A lot of great players leave their longtime teams towards the end of their career. Michael Jordan on the Wizards, Brady in Tampa, Pippen on the Trailblazers, and for Knicks fans, it’s Ewing in a different jersey. Ewing was a household name in the 90’s, especially anywhere in New York. Patrick Ewing played fifteen seasons in the big apple, and did quite well. In 1039 games played for the Knicks, he averaged 22.8 PPG, 2.7 BPG, 10.4 RPG, and made the NBA All-Star game eleven times. He was also rookie of the year in 1986, and is in the basketball Hall Of Fame. Ewing’s career in New York was incredible despite only making the NBA Finals once, but it was so good the Knicks have retired #33 for the big man. So after such a storied career, why were his last two seasons so forgettable?

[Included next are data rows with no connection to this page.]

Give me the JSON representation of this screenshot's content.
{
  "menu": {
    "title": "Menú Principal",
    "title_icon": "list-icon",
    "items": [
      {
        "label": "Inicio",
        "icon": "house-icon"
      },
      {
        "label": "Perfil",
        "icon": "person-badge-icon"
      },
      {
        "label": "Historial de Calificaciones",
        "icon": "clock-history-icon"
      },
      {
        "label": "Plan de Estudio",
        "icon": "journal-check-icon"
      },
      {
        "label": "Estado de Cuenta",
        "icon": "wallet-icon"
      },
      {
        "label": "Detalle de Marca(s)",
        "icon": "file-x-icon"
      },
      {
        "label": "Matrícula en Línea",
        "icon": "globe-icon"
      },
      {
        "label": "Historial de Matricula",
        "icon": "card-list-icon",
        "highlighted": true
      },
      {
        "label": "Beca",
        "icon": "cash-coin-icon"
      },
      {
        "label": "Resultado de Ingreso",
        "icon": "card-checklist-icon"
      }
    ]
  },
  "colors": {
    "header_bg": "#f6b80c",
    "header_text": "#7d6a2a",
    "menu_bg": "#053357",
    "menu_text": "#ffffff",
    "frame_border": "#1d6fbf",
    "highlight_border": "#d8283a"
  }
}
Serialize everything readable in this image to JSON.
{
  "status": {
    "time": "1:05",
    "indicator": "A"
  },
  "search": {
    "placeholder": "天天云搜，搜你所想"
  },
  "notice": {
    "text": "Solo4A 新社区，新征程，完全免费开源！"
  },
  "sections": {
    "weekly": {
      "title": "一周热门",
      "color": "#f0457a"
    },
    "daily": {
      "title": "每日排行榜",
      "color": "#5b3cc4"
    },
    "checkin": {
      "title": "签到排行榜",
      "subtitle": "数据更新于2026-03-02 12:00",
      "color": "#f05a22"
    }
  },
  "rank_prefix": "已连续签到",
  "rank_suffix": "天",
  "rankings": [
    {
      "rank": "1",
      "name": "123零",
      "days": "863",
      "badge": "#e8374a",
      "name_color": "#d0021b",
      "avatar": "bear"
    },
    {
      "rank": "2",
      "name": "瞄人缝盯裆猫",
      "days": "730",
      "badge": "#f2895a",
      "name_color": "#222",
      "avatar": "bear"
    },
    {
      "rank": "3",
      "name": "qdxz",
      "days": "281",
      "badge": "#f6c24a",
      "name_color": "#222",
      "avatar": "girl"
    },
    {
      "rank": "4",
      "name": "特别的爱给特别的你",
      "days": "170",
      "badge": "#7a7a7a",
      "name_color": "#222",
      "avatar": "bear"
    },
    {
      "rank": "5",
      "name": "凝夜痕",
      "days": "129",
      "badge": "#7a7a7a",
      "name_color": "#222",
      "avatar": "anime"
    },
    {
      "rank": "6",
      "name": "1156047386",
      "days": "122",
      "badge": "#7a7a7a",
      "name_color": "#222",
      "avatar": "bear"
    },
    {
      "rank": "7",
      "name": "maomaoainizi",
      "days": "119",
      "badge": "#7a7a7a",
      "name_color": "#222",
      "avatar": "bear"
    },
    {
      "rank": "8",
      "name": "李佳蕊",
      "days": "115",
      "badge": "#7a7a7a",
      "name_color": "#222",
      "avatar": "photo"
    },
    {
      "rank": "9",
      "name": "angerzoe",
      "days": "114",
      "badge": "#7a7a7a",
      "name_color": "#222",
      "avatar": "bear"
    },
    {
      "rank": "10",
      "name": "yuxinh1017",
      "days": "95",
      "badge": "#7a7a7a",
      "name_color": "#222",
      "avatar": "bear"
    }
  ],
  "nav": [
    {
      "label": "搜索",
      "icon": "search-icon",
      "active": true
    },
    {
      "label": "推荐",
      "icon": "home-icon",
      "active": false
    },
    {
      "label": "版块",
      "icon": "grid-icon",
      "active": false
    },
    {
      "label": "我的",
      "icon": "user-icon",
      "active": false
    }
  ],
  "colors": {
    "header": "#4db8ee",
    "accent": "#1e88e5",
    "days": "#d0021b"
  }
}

In the offseason of 2000, the Knicks traded Patrick Ewing to Seattle and Chris Dudley to Phoenix, and received Glen Rice, Luc Longley, Travis Knight, Vladimir Stepania, Vernon Maxwell, Lazaro Borrell, two first round draft picks, and two second round picks. A huge haul for the hall of famer, on paper at least. Patrick Ewing joined his new team, and played an impressive 79 games, starting in all 79 of them. The 38 year old center played his 2nd lowest minutes per game of his career, playing only 26.7 minutes per game. He also only scored 9.6 PPG, his second lowest PPG of his career, 1.2 BPG, and only 7.4 RPG. This season was also his lowest FG% over a season for his career, shooting only 43% from the field. In the first ten games of the season, the SuperSonics lost seven of them. They started 6-9, getting their head coach Paul Westphal fired while doing so. They bounced back, finishing with a record of 44-38, but barely missing the playoffs. Gary Payton made the All-Star game and rookie Desmond Mason won the dunk contest while Patrick Ewing stayed home over the break. Patrick Ewing was 38 and was playing more of a limited role, but is should’ve ended right here, and it did not.
Patrick Ewing signed with the Orlando Magic in the offseason, having to fight for minutes with Horace Grant, a fight in which he lost. Ewing recorded a career low in PPG with only 6 PPG, playing only 13.9 MPG. Ewing also played in 65 games, but only starting in 4 of the games. He had career lows in PPG, BPG, SPG, APG, RPG, all around having the worst season of his career. The once defensive powerhouse was a shell of his former self in Orlando. This team shockingly went 44-38, just like the Sonics did a year prior, good enough for the 5th seed in the Eastern Conference in the post-Jordan Bulls era. The Magic got bounced out of the playoffs in the first round in four games, losing 1-3 to the Charlotte Hornets. Patrick Ewing thankfully retired after that season, and that was a wrap for Ewing.
Post Knicks Ewing played in 144 games, starting in 83 of them. He averaged 20.3 minutes per game on the two teams, averaging 7.8 PPG, .9 BPG, 5.7 RPG, and a worse shooting stat compared to any of his Knicks seasons. Ewing after the Knicks was god awful, and is always forgotten for playing after the Knicks. After the Knicks, it’s better to only talk about his coaching career, and this is a story better forgotten.